Stack Overflow is a community of 4.7 million programmers, just like you, helping each other.

Join them; it only takes a minute:

Sign up
Join the Stack Overflow community to:
  1. Ask programming questions
  2. Answer and help your peers
  3. Get recognized for your expertise

What would be an efficient algorithm for calculating the intersection point of a line starting a (x,y), with an angle of θ, and a bounding rectangle with co-orindates (0,0 to w,h)? Assuming the line origin is within the box.

In basic ascii art (for a line starting at 2,6 and θ approx 9π/8):

 .               ...
 .               ... 
 .               ...
 7               ...
 6   x           ...
 5  /            ...
 4 /             ...
 3/              ...
 2               ...
/1               ...
 0 1 2 3 4 5 6 7 ... w

All variables, except θ, are integers.

share|improve this question
up vote 2 down vote accepted

Assume we parametrize the line with a variable t, i.e. each point on the line can be written as

[x(t),y(t)] = [x,y] + t * [dx,dy]

with constants

dx = cos(theta)
dy = sin(theta)

Then you can first calculate the cut through the vertical boundaries:

if dx<0 then        // line going to the left -> intersect with x==0
  t1 = -x/dx
  x1 = 0
  y1 = y + t1*dy
else if dx>0 then   // line going to the right -> intersect with x==w
  t1 = (w-x)/dx
  x1 = w
  y1 = y + t1*dy
else                // line going straight up or down -> no intersection possible
  t1 = infinity

where t1 is the distance to the intersection point and [x1,y1] the point itself. Second you do the same for the upper and lower boundaries:

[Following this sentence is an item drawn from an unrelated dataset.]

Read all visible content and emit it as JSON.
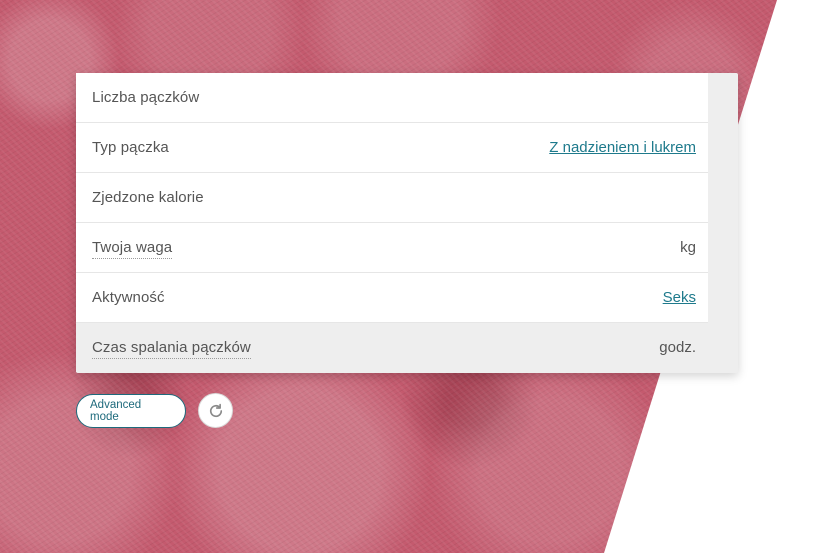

if dy<0 then        // line going downwards -> intersect with y==0
  t2 = -y/dy
  x2 = x + t2*dx
  y2 = 0
else if dy>0 then   // line going upwards -> intersect with y==h
  t2 = (h-y)/dy
  x2 = x + t2*dx
  y2 = h
  t2 = infinity

Now you just have to select the point with less distance from your origin [x,y].

if t1 < t2 then
  xb = x1
  yb = y1
  xb = x2
  yb = y2

Note that this algorithm only works if the starting point is inside the bounding box, i.e. 0 <= x <= w and 0 <= y <= h.

share|improve this answer
I'm pretty sure that doesn't work. E.g. For (x,y)=(8,3) and 0=7π/5 (near horizontal to the left) this will return a boundary point of (xb,yb)=(7.02,0), whereas it should be (0,0.40). I think. – Chris Leishman Aug 1 '11 at 9:17
@Chris Leishman: You seem to use a different notion of theta. In my example the angle is measured counter-clock-wise from the x-axis (i.e. zero is left, pi/2 up) while you measure it clock-wise from the y-axis (i.e. zero is up and pi/2 to the left). You can easily replace theta by pi/2-theta and the formulas are fine with your definition. – Howard Aug 1 '11 at 17:08
Yes, I wasn't clear on the angle origin, although my ascii example does hint at it. Would you say it's more common to apply sin(0) to the horizontal axis (as I assumed) or to the vertical (as you have)? – Chris Leishman Aug 1 '11 at 21:38
I confirmed it works. – Daniel Rodriguez Jun 19 '14 at 23:36

Your Answer


By posting your answer, you agree to the privacy policy and terms of service.

Not the answer you're looking for? Browse other questions tagged or ask your own question.